:: TASK INPUT ::
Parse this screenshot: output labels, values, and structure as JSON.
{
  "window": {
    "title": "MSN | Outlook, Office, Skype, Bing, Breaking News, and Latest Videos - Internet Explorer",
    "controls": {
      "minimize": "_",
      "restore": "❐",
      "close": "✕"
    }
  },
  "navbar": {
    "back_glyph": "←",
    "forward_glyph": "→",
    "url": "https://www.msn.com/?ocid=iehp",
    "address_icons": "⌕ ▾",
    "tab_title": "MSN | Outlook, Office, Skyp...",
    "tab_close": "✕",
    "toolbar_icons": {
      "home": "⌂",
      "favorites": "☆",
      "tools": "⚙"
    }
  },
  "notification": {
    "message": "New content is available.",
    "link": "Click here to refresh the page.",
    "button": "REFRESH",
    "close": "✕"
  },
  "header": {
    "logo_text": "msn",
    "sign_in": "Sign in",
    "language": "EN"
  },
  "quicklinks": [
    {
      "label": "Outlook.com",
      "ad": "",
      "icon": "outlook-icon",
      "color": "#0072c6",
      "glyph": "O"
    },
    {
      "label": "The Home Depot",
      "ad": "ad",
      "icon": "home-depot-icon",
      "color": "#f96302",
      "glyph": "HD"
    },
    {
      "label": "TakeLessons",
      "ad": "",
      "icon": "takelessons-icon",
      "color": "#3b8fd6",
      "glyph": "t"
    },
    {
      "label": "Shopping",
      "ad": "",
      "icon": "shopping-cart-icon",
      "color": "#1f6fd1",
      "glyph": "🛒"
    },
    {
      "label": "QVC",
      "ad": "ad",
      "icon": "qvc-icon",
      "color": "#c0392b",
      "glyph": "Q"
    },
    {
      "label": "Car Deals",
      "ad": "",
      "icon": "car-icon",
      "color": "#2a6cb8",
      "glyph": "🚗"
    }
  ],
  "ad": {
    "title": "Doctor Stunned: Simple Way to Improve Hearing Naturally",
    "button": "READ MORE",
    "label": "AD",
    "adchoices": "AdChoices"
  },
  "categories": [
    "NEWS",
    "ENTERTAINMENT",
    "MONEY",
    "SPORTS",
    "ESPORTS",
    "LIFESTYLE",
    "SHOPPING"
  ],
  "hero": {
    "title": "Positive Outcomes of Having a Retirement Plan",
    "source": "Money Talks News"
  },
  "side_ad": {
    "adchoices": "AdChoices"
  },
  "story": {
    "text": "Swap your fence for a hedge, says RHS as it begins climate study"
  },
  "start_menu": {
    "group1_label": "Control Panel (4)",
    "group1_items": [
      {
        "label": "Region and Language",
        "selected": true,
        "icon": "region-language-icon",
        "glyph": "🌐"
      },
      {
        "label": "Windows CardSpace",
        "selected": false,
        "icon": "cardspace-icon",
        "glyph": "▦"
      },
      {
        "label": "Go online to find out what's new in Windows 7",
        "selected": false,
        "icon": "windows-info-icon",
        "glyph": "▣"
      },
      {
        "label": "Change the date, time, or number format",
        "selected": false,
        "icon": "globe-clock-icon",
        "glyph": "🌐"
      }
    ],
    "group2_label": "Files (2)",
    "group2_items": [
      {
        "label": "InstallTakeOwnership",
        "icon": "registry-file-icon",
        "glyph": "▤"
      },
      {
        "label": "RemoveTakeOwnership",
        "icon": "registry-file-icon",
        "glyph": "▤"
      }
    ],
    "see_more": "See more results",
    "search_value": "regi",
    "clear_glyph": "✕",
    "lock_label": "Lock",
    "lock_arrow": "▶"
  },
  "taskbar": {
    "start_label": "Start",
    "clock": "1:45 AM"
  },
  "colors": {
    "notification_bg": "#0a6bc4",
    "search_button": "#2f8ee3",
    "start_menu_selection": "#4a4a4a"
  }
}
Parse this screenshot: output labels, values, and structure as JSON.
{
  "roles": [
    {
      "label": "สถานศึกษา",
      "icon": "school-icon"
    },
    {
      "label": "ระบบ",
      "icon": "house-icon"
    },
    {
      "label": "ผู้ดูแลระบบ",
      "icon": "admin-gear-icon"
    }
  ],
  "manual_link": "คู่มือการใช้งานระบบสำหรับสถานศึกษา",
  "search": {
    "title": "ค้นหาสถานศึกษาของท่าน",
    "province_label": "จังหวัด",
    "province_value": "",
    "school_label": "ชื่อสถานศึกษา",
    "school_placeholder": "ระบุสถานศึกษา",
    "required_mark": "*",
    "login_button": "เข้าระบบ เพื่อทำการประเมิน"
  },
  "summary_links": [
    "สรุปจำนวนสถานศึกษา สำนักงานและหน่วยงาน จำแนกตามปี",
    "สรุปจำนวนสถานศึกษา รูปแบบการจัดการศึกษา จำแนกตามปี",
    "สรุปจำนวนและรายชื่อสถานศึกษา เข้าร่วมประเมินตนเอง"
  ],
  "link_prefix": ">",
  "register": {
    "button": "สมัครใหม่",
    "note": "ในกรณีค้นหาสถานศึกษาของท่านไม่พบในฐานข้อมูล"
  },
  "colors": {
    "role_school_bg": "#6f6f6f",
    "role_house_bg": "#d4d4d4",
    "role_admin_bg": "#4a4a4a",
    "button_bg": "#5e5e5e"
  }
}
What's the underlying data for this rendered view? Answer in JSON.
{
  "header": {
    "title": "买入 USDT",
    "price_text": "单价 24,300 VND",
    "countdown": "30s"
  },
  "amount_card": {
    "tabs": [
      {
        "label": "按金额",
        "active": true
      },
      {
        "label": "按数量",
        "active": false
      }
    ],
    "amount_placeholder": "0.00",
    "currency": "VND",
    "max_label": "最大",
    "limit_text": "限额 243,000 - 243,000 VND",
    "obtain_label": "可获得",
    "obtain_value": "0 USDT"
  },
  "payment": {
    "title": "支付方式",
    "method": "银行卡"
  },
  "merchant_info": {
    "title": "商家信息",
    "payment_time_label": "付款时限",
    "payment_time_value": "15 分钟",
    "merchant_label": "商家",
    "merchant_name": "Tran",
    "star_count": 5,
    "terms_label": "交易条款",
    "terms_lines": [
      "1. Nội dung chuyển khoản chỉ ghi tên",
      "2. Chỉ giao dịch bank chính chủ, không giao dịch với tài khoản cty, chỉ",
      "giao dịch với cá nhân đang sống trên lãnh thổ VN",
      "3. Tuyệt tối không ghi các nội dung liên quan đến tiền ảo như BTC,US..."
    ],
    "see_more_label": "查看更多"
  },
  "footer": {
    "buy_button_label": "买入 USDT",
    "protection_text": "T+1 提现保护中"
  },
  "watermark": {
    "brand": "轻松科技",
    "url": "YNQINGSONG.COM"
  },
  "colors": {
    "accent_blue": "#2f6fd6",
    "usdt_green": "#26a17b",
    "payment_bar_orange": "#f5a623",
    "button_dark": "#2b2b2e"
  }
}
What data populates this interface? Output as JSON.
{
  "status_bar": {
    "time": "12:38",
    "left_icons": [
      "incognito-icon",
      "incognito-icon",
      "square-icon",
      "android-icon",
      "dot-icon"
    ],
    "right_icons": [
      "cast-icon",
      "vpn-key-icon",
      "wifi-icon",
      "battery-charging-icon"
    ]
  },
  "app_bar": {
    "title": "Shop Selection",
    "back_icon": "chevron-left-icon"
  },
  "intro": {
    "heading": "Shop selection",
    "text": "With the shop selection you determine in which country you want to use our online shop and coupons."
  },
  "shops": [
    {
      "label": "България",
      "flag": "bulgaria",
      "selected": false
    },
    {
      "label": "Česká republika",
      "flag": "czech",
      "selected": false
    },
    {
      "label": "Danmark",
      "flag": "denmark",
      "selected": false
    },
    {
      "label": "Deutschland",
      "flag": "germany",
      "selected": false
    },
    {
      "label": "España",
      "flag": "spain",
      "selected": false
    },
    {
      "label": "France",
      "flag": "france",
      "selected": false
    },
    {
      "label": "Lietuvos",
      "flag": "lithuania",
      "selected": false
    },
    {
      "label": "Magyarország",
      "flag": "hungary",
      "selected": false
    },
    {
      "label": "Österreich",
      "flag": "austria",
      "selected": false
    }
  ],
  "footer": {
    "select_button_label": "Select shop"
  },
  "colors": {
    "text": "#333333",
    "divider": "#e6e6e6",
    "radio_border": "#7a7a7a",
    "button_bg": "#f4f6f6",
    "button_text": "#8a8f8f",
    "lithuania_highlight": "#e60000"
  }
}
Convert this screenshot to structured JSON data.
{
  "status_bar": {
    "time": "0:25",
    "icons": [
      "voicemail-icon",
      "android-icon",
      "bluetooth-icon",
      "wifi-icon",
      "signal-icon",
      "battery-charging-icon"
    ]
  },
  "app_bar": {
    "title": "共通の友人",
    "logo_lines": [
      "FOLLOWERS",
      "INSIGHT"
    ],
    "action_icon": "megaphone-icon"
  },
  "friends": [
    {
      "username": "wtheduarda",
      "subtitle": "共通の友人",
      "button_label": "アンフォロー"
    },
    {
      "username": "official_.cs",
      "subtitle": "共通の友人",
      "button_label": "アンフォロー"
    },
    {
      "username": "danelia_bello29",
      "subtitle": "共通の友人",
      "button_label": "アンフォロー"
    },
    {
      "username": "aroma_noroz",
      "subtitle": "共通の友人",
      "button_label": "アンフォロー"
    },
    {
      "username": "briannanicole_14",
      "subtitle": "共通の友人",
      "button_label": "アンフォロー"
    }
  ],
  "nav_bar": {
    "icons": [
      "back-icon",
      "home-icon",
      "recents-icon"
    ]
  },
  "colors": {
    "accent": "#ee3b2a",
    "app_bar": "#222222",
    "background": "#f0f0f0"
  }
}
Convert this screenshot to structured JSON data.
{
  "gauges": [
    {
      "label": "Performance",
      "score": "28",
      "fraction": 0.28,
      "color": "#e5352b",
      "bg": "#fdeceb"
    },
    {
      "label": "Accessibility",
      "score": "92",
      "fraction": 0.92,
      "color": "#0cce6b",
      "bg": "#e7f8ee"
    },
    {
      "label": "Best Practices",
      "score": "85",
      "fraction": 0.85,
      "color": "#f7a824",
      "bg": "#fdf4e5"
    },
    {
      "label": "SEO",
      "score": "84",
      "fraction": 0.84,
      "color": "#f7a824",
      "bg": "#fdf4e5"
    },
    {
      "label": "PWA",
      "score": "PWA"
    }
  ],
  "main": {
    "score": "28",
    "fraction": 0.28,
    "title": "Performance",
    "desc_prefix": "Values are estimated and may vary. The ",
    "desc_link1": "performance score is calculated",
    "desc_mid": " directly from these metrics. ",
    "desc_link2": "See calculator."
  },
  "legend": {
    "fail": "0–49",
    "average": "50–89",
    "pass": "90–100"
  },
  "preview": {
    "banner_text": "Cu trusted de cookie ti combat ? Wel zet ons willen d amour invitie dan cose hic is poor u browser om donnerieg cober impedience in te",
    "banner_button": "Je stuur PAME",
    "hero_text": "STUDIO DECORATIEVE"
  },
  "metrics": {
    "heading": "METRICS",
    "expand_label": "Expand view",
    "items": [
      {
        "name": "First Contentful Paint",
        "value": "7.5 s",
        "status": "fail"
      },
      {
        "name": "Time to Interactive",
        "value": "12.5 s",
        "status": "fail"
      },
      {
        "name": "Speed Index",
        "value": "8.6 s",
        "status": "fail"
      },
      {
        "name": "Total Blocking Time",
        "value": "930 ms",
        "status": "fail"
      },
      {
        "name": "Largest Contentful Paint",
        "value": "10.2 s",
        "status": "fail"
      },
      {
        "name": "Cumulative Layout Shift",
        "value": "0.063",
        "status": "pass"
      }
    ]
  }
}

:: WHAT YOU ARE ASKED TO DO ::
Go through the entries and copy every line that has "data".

:: WRITTEN RESPONSE ::
What's the underlying data for this rendered view? Answer in JSON.
What data populates this interface? Output as JSON.
Convert this screenshot to structured JSON data.
Convert this screenshot to structured JSON data.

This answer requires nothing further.